Work out how many lines in the listing below include the word "dotnet". Give nothing but the number.

RECORDS FOR THE EXERCISE: Begin

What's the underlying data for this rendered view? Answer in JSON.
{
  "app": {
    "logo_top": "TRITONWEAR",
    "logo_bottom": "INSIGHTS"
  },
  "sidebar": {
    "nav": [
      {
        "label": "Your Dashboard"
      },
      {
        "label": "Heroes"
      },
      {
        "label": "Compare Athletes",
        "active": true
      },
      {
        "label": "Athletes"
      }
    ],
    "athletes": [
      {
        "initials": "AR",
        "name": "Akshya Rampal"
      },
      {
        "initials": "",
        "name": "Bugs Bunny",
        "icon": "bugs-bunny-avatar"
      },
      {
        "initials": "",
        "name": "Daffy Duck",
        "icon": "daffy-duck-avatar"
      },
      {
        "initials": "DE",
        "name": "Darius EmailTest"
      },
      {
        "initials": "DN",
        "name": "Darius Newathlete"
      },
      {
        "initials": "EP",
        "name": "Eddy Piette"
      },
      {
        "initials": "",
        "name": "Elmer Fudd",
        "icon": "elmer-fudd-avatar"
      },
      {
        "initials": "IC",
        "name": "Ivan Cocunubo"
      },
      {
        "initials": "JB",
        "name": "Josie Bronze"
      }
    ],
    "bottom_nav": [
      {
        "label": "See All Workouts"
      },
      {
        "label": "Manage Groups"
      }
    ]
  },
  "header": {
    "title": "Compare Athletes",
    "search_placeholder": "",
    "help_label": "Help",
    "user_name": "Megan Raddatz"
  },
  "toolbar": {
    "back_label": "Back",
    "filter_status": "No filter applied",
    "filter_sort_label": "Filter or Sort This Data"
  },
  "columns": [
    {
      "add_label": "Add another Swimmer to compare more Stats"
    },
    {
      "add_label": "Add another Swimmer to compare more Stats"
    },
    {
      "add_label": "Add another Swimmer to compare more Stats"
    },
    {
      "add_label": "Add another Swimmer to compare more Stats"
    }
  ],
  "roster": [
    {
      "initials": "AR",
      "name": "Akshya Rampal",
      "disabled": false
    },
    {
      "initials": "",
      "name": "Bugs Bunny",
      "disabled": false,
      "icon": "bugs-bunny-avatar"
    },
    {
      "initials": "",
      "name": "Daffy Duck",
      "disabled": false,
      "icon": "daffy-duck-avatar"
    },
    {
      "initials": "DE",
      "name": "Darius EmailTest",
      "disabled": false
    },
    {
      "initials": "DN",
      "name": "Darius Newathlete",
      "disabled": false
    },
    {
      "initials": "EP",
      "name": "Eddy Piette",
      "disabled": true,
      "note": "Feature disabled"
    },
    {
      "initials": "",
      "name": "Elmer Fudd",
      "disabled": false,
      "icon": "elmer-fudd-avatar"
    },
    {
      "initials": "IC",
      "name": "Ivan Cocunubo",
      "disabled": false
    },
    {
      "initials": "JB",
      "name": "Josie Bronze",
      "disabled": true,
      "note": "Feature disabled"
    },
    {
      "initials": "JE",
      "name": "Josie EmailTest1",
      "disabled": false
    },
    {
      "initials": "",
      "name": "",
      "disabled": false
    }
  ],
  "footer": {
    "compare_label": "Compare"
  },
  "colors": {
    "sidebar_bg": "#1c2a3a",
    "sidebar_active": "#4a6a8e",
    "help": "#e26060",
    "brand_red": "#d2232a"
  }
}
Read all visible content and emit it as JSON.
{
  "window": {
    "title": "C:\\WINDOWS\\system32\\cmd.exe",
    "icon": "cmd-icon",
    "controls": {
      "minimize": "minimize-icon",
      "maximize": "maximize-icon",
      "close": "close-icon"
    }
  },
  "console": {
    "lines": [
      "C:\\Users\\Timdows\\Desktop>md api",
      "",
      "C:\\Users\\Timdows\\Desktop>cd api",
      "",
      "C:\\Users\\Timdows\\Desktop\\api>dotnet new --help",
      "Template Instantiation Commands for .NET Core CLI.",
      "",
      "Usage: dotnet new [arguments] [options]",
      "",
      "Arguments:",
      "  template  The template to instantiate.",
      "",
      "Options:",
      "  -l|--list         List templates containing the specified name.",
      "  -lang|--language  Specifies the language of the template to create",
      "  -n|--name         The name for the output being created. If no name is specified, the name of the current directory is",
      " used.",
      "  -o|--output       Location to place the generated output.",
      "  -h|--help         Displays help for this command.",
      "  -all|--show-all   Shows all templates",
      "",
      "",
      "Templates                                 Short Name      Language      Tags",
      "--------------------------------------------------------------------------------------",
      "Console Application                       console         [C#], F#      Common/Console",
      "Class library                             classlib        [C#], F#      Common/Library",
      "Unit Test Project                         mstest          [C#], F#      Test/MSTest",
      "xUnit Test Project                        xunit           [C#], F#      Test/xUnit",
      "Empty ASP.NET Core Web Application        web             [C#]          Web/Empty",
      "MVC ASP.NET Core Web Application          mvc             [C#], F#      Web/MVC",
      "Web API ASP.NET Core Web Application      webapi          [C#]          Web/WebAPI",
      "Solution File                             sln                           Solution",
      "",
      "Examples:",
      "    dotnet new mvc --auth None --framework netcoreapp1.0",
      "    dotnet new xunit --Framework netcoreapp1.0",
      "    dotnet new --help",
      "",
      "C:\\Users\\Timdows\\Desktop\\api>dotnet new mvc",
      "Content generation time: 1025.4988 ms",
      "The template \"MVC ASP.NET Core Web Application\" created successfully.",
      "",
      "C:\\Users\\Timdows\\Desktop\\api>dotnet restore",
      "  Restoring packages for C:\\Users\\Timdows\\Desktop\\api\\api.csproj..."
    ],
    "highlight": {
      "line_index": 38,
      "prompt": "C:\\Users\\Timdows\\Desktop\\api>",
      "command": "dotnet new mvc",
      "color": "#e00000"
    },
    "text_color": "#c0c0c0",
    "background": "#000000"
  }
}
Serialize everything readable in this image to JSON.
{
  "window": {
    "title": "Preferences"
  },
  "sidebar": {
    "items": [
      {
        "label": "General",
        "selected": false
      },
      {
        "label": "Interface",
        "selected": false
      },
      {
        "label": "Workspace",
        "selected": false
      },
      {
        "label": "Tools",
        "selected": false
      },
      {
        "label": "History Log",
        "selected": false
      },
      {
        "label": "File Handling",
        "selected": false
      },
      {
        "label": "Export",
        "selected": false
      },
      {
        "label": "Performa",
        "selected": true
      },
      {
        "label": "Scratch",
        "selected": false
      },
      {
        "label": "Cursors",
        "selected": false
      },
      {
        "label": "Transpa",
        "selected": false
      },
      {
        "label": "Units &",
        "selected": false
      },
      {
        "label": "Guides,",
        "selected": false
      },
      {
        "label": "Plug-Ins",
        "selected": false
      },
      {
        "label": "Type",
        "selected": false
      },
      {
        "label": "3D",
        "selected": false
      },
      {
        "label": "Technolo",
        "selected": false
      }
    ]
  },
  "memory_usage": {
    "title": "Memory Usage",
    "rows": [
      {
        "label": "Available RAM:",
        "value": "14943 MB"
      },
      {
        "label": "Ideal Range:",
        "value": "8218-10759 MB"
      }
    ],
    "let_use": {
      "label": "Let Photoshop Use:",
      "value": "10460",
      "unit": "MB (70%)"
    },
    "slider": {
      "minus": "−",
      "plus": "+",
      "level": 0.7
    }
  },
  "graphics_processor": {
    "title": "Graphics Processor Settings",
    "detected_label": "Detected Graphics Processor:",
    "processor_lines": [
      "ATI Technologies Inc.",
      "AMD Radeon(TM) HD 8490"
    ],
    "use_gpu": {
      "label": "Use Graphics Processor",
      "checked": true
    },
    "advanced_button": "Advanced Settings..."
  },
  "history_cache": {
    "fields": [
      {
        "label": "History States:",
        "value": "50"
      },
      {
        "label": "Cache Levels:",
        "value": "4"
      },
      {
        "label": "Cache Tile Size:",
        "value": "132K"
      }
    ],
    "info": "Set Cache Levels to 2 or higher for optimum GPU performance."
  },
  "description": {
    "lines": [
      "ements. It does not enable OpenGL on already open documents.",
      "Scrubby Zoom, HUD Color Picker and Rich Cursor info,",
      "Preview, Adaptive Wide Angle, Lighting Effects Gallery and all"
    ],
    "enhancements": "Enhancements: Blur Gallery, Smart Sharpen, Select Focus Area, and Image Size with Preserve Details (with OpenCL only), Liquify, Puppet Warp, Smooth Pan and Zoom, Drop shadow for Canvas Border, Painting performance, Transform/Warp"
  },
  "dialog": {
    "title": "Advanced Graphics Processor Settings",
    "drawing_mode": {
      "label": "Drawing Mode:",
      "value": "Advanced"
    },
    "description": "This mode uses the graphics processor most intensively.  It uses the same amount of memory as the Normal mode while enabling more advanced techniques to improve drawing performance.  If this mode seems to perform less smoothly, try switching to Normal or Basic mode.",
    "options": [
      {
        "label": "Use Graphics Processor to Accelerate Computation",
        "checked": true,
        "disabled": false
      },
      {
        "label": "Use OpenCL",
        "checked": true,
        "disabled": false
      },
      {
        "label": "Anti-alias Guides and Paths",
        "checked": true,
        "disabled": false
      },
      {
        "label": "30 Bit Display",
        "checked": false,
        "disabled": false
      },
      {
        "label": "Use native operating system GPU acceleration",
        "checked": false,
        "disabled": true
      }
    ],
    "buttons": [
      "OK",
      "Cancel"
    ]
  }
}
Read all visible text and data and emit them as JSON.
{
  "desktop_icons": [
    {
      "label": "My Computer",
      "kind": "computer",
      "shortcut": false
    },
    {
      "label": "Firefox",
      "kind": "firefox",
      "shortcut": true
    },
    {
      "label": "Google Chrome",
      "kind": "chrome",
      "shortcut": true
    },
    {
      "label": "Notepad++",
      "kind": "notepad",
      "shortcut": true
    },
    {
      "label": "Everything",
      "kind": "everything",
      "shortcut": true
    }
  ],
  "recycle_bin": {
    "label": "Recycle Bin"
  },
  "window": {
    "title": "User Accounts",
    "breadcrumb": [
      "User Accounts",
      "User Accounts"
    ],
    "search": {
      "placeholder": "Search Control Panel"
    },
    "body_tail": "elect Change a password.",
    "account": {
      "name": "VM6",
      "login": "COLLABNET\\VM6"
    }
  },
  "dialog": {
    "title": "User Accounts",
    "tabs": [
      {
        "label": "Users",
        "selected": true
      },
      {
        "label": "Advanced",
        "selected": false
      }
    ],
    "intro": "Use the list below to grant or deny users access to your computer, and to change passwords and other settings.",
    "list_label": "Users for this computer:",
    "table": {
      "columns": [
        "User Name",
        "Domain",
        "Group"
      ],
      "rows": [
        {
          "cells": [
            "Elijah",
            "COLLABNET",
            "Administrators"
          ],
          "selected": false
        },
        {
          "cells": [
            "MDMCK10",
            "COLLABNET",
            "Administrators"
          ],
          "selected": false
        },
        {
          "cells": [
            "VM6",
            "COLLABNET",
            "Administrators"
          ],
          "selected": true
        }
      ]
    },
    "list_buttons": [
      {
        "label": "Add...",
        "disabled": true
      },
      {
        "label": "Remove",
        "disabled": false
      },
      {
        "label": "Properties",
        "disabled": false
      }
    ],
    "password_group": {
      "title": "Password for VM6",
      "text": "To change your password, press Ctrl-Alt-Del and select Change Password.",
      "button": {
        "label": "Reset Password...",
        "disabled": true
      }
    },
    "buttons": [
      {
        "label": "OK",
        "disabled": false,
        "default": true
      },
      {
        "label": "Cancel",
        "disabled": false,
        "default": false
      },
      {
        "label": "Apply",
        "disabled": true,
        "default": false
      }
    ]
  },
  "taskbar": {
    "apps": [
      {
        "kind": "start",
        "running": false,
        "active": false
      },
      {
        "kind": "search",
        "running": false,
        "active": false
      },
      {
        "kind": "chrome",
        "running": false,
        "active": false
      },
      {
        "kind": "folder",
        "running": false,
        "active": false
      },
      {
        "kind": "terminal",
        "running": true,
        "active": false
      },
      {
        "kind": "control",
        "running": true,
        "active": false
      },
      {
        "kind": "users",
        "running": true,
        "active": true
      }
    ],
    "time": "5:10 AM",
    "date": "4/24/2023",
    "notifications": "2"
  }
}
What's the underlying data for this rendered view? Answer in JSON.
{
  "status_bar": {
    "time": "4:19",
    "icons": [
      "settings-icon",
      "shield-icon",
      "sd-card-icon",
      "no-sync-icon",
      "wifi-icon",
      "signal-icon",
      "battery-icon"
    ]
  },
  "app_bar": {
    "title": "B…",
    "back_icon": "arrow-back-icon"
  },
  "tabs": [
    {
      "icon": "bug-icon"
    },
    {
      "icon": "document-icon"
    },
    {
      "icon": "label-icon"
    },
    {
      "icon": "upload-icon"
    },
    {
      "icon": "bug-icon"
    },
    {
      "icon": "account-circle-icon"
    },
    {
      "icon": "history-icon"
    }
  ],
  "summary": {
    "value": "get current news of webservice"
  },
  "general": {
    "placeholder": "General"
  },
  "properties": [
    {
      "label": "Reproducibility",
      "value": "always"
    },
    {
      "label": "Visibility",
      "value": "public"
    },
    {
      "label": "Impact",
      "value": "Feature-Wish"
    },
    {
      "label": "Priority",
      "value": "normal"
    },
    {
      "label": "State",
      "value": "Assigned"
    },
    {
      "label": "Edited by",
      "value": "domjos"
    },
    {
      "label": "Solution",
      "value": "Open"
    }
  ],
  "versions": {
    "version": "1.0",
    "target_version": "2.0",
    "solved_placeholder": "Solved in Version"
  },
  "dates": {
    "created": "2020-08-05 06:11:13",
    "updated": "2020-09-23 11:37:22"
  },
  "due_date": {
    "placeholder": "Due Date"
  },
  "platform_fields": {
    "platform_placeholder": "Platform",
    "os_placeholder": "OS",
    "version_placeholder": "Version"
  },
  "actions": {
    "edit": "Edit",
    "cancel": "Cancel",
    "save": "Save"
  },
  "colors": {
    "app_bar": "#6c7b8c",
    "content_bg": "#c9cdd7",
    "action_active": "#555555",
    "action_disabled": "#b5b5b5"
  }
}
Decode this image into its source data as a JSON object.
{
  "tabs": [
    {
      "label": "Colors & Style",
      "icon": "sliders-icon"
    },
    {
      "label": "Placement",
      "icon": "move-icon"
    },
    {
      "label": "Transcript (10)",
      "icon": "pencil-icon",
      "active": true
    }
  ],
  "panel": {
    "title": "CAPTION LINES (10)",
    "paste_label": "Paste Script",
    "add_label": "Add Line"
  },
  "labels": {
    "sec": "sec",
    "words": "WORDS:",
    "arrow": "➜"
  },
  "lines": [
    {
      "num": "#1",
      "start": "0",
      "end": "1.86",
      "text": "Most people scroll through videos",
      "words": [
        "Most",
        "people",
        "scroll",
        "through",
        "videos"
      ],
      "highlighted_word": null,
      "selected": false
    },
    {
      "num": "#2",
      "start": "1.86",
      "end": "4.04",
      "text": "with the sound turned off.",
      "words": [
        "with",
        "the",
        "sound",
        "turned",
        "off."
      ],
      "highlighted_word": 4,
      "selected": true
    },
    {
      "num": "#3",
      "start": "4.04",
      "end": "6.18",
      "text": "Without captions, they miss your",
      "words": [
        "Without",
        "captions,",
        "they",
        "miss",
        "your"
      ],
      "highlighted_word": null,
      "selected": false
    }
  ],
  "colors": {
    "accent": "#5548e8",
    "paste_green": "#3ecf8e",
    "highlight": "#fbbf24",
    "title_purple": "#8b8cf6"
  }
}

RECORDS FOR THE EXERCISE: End

WRITTEN SOLUTION
8